§ **WHAT IS NEEDED**: Collect from the data below each line with "heart".

§ **RECORDS FOR THE TASK**:
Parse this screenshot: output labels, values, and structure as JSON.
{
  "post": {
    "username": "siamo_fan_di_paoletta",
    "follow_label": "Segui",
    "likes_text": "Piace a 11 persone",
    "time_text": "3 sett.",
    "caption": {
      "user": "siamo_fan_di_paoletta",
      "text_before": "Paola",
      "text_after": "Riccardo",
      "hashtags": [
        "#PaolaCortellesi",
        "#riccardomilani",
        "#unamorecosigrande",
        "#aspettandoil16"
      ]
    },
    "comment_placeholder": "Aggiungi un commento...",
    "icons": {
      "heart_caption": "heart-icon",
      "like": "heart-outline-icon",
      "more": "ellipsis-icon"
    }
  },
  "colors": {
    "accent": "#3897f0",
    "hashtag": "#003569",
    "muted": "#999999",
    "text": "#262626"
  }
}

§ **ANSWER TO THIS TASK**:
      "heart_caption": "heart-icon",
      "like": "heart-outline-icon",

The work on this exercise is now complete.